We made P-Dub's Red Velvet Cake (p. 233) into a lovely Powercat Purple. That's a capital 'p' on purple. That's right. We said it.

We started by blending together shortening and sugar. And brown sugar 'cuz we done run out of white sugar. Par for the course.

Next, we sifted together flour and salt.

In a separate bowl, buttermilk, eggs, vanilla, vinegar and baking soda were blended.

We slowly added the flour mixture and the buttermilk mixture by alternating turns, until both were thoroughly combined into the shortening mixture. You still with us? Good. We're not either.

In a tiny green bowl, we placed cocoa powder and Jo's fantastic purple food coloring.

This coloring was blended into the cake mixture. We kept taking pictures of it because it was so pretty to see the marbling of the food coloring and the batter.

But, alas, it was not purple enough for our genes. At this point, we had run out of our choice food coloring, so we began to alternate blue and pink dyes until...

...we giddily reached our ideal Powercat Purple.

The batter was poured into two, round cake pans and baked for approximately 25 minutes at 350 degrees.
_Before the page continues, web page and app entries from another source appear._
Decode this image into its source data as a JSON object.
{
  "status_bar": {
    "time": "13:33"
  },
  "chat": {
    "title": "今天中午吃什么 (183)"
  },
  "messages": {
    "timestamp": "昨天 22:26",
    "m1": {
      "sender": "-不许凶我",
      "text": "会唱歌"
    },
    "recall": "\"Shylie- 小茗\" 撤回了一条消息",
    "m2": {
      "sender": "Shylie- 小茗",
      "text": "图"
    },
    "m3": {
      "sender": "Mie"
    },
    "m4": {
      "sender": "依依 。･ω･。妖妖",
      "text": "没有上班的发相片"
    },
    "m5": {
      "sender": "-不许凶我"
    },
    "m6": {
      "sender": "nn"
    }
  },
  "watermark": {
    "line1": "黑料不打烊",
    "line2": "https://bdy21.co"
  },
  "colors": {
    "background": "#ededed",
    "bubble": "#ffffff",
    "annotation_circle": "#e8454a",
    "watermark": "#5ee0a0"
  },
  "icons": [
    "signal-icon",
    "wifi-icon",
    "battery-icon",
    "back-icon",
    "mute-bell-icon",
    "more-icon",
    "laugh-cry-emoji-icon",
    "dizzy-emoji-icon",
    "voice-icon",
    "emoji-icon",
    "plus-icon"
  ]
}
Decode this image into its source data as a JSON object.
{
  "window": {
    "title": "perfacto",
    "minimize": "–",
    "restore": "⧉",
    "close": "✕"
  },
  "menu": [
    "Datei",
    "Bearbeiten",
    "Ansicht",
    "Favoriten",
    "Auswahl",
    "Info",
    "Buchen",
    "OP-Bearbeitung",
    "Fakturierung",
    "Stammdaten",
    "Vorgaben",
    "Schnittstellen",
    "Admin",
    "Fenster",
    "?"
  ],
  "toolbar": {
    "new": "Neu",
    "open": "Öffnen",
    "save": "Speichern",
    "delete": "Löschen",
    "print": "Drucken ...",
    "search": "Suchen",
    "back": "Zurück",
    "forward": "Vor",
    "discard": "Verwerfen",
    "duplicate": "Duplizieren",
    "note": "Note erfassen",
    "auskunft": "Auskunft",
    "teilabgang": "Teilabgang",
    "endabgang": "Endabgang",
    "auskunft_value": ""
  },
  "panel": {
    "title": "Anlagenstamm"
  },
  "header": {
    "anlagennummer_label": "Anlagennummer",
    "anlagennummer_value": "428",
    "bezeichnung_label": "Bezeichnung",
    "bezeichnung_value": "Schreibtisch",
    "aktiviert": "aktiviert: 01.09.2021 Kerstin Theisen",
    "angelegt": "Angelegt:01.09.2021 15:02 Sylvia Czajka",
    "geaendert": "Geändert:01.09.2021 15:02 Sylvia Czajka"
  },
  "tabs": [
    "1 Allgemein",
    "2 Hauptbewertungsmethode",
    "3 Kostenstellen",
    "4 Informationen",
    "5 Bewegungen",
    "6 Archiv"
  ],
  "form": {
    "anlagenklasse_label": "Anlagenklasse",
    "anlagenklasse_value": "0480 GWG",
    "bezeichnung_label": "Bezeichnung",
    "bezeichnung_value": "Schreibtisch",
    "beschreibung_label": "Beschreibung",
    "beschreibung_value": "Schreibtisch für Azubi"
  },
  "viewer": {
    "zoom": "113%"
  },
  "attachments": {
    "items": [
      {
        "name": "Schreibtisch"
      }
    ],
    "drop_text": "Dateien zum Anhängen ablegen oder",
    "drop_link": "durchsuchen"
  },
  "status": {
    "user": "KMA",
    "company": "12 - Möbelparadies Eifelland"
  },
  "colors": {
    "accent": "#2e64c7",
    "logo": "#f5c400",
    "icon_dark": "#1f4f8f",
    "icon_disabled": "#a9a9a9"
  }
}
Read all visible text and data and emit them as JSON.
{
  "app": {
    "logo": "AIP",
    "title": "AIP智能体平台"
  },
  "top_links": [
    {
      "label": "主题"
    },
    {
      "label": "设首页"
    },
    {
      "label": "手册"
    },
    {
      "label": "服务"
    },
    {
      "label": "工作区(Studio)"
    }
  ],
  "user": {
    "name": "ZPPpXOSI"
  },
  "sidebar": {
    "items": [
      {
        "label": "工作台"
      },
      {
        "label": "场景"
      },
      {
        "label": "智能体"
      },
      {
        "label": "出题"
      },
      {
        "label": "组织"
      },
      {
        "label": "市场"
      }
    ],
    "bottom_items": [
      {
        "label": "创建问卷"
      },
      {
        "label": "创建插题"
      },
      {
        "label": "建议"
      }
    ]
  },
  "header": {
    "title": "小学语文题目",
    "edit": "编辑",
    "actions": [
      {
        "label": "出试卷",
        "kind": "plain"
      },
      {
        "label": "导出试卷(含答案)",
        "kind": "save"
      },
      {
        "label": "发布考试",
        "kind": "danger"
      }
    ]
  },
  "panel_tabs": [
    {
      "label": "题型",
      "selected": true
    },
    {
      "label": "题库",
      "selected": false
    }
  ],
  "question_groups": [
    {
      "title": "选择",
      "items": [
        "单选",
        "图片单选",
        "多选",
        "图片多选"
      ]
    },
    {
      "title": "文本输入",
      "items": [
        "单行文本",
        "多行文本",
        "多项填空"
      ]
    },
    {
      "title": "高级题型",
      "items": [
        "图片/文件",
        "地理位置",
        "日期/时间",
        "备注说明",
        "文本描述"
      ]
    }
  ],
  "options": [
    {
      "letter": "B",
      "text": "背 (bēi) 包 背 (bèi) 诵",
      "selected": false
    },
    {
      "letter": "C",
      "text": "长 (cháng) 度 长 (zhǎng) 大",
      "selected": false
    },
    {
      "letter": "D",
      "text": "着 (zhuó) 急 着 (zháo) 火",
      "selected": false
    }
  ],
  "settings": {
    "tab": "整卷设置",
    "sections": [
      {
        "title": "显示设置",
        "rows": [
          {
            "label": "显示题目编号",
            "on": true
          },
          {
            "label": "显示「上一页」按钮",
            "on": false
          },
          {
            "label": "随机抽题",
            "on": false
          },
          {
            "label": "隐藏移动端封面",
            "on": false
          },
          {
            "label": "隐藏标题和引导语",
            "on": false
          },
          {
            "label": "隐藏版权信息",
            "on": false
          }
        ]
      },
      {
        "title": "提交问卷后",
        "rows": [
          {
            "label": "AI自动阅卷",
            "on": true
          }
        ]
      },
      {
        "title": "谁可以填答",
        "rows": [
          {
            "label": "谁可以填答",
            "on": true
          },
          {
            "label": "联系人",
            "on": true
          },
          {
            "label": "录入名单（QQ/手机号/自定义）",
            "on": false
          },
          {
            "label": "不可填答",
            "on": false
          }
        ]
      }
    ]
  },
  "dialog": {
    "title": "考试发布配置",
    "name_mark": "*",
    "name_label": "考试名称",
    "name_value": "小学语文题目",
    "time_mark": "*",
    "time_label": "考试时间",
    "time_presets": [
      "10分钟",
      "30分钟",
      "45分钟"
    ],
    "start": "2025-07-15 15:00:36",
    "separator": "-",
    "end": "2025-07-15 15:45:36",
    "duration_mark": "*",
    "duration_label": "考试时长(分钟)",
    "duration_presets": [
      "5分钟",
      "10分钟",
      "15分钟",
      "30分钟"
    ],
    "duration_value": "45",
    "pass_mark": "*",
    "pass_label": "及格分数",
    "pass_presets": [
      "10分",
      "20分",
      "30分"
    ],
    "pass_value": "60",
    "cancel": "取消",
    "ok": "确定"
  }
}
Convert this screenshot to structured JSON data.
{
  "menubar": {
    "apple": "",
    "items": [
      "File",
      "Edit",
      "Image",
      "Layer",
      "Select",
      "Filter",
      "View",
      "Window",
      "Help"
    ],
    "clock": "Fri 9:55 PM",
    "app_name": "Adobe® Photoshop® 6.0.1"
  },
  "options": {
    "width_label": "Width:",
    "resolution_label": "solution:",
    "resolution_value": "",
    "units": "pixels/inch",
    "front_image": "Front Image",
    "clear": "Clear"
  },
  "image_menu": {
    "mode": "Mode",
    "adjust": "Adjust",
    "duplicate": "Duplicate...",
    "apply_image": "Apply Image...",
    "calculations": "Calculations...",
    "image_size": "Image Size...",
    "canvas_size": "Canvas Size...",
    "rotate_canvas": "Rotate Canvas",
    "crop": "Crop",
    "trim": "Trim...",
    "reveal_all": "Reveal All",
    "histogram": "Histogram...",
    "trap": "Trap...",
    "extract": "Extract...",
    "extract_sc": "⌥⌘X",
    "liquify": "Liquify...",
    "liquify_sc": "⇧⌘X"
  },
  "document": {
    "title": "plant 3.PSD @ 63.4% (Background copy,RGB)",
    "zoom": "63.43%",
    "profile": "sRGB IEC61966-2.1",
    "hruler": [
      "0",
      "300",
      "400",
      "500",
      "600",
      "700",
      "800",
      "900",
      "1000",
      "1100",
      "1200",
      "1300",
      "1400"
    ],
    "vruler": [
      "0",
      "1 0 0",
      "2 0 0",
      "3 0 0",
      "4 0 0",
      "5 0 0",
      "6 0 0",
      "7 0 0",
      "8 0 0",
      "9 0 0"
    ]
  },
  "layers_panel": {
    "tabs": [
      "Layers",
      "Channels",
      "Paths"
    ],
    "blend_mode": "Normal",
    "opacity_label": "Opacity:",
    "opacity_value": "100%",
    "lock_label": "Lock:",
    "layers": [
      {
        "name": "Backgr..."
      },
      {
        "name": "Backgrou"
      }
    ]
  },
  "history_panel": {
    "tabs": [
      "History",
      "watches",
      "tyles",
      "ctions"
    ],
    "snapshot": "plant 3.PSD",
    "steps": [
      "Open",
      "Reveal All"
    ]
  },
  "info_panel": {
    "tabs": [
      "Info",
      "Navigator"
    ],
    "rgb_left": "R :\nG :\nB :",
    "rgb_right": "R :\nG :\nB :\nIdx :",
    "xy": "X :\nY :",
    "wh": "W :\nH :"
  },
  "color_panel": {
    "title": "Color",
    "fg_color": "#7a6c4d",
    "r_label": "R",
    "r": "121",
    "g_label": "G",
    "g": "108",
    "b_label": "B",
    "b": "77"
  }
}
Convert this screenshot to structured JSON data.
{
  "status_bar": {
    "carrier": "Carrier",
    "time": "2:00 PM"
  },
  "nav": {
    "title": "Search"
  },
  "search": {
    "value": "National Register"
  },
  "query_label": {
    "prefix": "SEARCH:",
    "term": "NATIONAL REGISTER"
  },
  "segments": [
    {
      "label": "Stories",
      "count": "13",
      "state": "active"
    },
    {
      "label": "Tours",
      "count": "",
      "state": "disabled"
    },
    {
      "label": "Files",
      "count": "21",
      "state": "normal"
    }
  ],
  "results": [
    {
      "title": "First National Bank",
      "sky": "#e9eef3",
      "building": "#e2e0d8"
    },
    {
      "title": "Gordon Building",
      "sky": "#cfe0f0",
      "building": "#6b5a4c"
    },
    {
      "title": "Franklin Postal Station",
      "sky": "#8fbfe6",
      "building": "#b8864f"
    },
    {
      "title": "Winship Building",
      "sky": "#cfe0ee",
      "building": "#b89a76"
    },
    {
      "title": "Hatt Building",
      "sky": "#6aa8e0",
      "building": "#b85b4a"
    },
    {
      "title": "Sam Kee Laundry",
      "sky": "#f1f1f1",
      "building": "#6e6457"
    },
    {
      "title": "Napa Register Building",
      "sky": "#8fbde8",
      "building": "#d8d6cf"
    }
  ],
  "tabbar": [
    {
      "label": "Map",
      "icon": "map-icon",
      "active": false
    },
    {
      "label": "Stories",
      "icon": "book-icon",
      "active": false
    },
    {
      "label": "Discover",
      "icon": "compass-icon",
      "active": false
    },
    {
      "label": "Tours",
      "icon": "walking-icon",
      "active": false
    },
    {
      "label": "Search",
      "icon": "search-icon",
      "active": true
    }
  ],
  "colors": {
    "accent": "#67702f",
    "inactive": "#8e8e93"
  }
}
Meanwhile, we started in on the icing. Two of the world's greatest things, cream cheese and butter, were whipped into a blissful matrimonial state. We also sifted powdered sugar and added it to the mix, along with a little salt. The final ingredient for the frosting was vanilla.

We decided a royal-purple Powercat cake deserved a great display. Jo literally dug to the back of her cabinet to pull out a crystal cake stand. Oh, so shiny and sparkly. We were entranced. We could have stared at it all evening, but our men demanded cake. Back to work.

We frosted the top of the first cake, adding the second cake on top.

We proceeded to frost the rest of the cake.

Then came time for artsy photos before we cut into it.

Wish we could have shared it with you. It was lovely, and we all happily reminisced about our Kansas State days.

Happily full,